Once login and get to your first call page, take note of the person’s name and other information.  You’ll see a full script with drop-down menus to enter responses to the questions we’re asking. There will also be a notes section at the bottom, where you can enter any information you think is important that doesn’t fit neatly into the drop-down menu categories.

 

As you make your calls, make sure to have your FAQ and other resources handy.  If you encounter a situation for which we don’t have an applicable resource, please direct the resident to their local elected officials’ constituent service offices.  Remember--be conversational!

 

The primary purpose of these calls is to ensure residents are aware of and have access to resources available in the current pandemic—assistance with food and prescription drugs, fighting utility shut-offs, and more.

 

Again, it is EXTREMELY IMPORTANT that volunteers do not provide any medical advice. Following this guideline will help ensure that this call program is safe and effective.

 

Remember that folks we are contacting may be isolated, afraid, or confused about what is going on.  Please be patient and friendly, speak with a smile on your face, and remember that you could very well be saving a life today.

 

4.      Recording the Data

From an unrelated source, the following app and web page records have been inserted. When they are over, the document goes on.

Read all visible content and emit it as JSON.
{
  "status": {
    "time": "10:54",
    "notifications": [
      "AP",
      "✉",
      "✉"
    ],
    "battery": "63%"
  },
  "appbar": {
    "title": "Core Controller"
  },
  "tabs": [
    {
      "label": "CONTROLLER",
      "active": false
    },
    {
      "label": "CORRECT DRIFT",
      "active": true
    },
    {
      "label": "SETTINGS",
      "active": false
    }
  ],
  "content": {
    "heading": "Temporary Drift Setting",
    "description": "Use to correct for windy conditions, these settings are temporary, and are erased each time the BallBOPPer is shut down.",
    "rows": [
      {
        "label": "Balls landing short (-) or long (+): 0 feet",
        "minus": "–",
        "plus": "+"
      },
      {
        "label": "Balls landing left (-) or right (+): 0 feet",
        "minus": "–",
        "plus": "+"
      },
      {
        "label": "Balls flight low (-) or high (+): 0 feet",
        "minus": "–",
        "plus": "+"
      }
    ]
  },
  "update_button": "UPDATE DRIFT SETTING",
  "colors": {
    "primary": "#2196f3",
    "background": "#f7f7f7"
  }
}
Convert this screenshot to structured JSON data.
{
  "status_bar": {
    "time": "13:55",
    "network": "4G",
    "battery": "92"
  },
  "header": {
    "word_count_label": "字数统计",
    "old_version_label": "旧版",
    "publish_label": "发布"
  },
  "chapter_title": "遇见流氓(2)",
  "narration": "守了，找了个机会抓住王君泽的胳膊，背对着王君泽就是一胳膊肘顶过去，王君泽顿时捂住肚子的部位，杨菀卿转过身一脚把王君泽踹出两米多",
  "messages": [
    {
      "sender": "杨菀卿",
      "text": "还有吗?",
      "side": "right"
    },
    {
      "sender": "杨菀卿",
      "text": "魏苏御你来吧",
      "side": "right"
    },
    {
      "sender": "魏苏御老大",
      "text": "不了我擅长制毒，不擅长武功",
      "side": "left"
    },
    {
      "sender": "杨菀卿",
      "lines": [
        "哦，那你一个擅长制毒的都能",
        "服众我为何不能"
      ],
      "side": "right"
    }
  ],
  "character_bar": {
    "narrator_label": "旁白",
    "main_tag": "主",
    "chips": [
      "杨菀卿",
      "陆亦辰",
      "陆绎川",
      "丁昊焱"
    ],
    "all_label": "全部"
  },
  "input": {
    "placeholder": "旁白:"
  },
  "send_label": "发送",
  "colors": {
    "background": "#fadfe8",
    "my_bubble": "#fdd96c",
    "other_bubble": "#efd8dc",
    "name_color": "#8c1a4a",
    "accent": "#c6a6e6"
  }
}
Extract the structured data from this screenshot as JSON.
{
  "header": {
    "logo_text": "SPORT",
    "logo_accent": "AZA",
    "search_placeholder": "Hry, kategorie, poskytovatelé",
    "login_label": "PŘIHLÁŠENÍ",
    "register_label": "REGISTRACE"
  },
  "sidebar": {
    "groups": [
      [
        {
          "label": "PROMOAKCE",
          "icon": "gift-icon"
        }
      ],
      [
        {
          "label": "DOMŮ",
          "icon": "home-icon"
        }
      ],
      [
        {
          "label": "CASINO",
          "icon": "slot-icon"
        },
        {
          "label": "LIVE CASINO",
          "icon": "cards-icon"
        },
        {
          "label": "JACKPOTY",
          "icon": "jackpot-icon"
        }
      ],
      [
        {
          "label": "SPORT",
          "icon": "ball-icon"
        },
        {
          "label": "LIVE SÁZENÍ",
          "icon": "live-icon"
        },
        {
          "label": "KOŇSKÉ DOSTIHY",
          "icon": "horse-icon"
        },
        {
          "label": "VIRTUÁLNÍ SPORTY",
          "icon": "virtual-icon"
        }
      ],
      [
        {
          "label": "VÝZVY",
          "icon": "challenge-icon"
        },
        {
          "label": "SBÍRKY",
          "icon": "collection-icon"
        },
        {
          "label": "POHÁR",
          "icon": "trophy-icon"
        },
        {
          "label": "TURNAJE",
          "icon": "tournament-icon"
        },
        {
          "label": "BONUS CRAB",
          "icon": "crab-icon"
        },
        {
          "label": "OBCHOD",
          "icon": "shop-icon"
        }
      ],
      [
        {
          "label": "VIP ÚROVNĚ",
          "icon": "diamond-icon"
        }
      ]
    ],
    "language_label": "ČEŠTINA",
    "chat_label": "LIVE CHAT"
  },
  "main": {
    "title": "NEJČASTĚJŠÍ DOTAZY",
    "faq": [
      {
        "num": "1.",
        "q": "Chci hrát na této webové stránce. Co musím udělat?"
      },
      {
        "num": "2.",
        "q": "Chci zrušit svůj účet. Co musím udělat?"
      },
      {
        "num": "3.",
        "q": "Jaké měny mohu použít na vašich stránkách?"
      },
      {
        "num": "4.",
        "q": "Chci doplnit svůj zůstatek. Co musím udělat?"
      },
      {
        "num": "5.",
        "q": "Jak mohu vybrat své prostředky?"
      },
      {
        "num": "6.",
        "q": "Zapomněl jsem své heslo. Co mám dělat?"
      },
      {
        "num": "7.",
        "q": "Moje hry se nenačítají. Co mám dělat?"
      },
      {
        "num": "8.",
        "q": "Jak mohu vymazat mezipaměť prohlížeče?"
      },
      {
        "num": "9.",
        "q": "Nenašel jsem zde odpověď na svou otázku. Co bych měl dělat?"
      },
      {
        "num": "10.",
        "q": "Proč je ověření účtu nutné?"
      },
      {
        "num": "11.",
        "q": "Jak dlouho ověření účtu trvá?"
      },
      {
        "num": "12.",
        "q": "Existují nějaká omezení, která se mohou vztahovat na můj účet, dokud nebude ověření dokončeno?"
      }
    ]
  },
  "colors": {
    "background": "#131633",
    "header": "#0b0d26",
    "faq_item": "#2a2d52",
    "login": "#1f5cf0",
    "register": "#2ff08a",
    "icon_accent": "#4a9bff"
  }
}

It’s important that as you move through your calls, you’re accurately recording the answers to the questions in the Virtual Phone Bank.  If there is anything important that we should know, that information can be entered in the note section and will be checked regularly. In case of emergency, the person you call should contact 9-1-1.

 

5.      Log Out When Finished

When you’re done with calls for the day, click the “logout” link in the upper part of the screen and you’re all set!  Thank you for pitching in to keep our neighbors safe. You can log back in anytime between 9:00AM and 8:00PM--there’s always more calls to make!

 

Click here for links to Virtual Phone Banks and other volunteer opportunities!